Interface dataset entries:
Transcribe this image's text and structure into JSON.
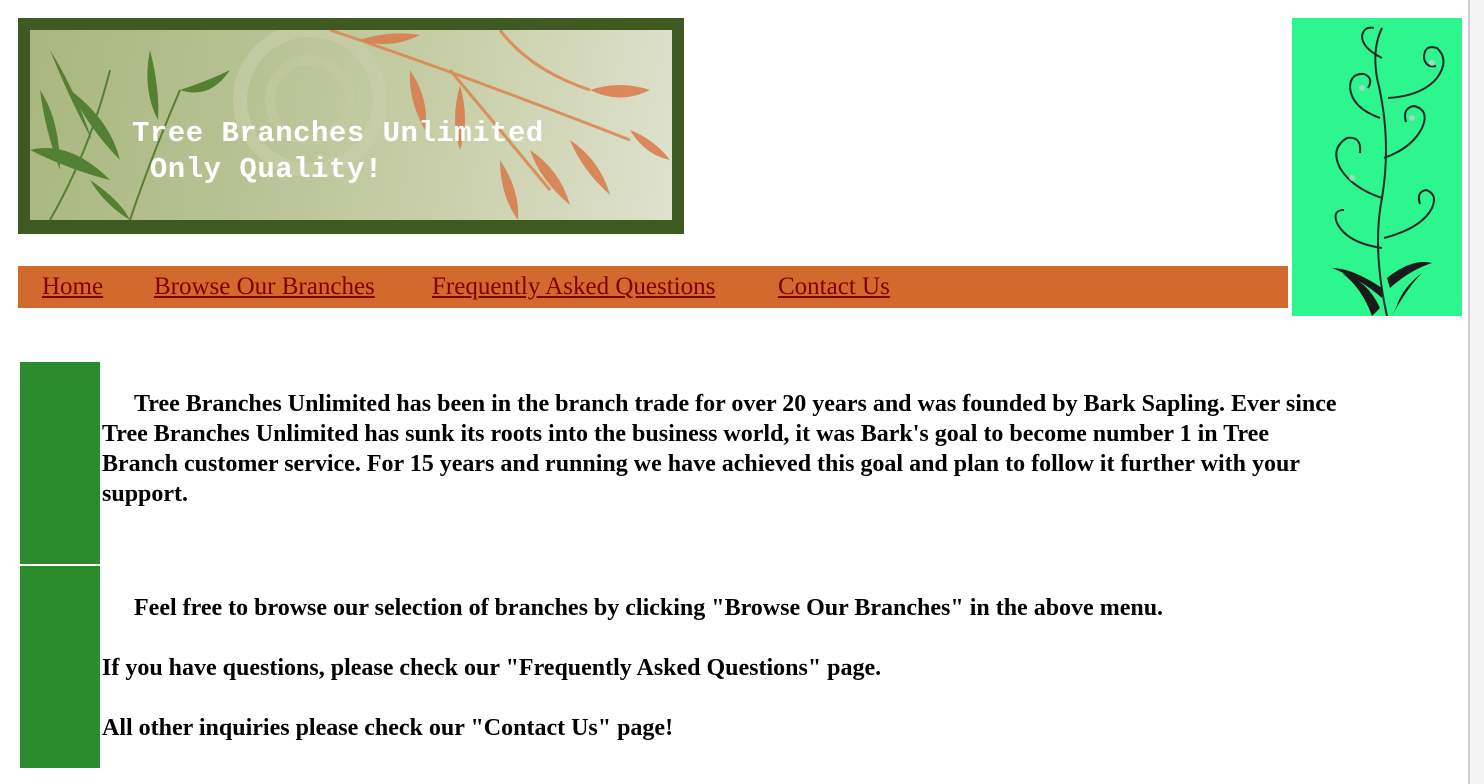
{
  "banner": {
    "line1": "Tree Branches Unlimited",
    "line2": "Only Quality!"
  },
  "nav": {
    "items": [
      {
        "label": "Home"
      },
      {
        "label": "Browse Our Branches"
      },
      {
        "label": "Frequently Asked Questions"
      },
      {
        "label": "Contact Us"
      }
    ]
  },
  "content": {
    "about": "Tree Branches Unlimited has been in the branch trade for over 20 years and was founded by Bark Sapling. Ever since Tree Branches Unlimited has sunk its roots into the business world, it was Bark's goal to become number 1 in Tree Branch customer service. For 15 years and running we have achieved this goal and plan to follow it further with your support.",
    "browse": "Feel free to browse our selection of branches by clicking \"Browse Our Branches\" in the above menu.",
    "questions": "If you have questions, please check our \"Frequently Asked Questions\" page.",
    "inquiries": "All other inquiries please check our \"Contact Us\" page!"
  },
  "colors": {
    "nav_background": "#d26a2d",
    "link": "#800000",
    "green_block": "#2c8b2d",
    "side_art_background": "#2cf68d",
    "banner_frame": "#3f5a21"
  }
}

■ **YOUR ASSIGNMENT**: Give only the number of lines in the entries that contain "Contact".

■ **FINAL ANSWER**: 2